[[ Given data, beginning ]]
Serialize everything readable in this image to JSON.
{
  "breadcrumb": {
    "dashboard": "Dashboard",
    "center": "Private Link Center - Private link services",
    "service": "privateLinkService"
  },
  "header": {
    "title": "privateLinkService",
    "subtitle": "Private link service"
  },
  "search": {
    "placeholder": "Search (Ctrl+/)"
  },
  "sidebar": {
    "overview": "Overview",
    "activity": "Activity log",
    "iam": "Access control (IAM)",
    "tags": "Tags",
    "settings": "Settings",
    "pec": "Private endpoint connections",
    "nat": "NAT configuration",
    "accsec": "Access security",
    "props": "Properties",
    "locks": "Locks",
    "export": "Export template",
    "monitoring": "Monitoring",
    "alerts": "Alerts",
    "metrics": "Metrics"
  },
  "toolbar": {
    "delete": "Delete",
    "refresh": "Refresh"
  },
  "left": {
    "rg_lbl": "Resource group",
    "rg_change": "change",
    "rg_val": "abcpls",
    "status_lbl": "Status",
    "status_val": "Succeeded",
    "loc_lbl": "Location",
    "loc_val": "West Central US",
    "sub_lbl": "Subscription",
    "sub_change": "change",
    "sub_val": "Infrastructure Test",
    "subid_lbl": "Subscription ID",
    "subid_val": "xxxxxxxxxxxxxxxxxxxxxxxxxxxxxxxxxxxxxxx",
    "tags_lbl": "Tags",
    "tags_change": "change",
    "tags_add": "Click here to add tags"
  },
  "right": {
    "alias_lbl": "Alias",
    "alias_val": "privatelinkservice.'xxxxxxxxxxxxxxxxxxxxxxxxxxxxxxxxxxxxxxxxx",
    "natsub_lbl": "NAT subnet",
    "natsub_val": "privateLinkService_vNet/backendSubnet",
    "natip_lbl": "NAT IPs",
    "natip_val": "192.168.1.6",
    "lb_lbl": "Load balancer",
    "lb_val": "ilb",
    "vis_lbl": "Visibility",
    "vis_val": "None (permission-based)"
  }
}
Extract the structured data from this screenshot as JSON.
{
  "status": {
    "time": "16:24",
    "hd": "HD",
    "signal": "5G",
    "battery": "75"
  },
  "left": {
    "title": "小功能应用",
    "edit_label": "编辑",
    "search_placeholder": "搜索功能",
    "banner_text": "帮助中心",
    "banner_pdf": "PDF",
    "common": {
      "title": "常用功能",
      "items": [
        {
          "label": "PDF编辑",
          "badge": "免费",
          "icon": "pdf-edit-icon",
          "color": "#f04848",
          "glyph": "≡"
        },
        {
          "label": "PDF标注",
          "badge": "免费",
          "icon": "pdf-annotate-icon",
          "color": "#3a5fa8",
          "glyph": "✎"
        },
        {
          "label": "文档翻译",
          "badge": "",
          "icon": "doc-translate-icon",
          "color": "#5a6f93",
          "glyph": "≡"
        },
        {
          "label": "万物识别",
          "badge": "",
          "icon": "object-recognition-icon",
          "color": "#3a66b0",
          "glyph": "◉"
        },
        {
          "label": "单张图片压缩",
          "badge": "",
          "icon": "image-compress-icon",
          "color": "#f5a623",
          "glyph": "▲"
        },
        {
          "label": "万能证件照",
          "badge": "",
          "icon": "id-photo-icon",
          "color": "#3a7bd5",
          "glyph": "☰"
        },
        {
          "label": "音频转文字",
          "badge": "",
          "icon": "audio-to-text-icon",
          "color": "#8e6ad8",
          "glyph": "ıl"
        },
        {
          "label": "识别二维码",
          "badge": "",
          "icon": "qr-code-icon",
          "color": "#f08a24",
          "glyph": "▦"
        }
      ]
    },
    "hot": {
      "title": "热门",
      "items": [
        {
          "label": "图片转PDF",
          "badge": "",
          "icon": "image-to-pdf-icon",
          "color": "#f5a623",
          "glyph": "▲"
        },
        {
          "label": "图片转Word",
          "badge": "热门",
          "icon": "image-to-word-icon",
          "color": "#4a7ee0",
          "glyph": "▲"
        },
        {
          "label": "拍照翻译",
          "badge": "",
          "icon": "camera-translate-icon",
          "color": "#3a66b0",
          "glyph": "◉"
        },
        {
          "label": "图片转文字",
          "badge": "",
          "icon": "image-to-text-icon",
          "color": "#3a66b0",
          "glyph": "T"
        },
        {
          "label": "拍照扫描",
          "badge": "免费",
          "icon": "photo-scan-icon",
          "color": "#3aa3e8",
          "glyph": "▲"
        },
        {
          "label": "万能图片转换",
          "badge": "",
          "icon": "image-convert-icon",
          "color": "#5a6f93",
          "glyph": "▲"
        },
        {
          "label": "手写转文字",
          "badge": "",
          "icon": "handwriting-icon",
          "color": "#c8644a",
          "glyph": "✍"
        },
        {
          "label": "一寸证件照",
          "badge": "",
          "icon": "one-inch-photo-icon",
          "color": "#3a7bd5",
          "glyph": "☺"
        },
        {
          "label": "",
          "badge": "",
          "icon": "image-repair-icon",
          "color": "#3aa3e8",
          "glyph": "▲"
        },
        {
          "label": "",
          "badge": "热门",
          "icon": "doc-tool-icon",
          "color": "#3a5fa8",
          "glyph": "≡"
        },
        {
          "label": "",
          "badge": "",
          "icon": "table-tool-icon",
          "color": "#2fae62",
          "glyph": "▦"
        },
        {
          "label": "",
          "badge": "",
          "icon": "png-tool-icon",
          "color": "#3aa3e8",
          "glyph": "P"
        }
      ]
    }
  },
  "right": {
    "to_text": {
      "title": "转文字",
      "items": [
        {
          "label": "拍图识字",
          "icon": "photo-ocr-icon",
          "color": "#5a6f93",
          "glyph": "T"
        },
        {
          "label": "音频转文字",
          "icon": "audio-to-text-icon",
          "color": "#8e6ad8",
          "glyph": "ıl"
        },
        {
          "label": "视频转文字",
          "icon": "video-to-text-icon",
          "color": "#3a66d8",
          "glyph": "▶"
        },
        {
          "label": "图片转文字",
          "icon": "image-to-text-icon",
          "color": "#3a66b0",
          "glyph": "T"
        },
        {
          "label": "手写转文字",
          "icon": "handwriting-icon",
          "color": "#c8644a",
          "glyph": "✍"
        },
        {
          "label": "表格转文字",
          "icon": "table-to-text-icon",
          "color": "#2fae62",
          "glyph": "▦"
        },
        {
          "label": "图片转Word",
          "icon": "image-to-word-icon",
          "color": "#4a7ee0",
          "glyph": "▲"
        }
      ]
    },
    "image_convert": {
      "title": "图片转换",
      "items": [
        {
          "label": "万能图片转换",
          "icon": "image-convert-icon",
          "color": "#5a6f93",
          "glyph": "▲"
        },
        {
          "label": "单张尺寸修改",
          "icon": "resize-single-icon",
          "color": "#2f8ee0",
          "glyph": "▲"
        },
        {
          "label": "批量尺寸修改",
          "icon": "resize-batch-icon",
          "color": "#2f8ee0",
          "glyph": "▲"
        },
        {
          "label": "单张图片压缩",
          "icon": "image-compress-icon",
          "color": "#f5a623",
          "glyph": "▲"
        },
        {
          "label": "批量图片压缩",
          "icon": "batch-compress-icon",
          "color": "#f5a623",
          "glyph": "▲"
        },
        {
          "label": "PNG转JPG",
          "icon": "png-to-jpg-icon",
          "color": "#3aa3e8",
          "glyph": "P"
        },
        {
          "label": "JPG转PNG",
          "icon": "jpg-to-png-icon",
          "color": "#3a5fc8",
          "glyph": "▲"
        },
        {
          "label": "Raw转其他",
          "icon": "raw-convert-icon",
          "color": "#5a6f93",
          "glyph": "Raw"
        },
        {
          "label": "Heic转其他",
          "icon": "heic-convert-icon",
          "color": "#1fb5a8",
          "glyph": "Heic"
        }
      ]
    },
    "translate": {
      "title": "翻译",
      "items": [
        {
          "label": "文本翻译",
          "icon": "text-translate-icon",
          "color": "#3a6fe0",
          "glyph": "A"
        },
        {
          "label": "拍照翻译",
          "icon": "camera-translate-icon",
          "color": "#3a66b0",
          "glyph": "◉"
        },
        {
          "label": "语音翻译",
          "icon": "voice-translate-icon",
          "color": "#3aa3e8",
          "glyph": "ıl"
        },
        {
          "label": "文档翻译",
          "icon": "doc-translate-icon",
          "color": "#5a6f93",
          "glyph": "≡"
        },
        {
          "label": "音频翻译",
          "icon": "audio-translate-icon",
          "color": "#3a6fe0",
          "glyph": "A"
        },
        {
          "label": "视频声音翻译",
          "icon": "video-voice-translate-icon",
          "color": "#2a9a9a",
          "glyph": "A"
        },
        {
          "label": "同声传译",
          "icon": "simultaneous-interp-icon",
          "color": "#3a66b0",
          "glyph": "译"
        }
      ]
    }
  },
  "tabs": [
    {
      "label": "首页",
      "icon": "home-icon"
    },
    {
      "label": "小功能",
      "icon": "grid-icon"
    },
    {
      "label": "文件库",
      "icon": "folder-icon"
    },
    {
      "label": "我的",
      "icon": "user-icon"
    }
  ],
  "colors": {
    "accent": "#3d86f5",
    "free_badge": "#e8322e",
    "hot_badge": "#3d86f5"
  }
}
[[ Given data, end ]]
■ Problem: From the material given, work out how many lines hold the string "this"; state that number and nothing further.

■ Written solution: 2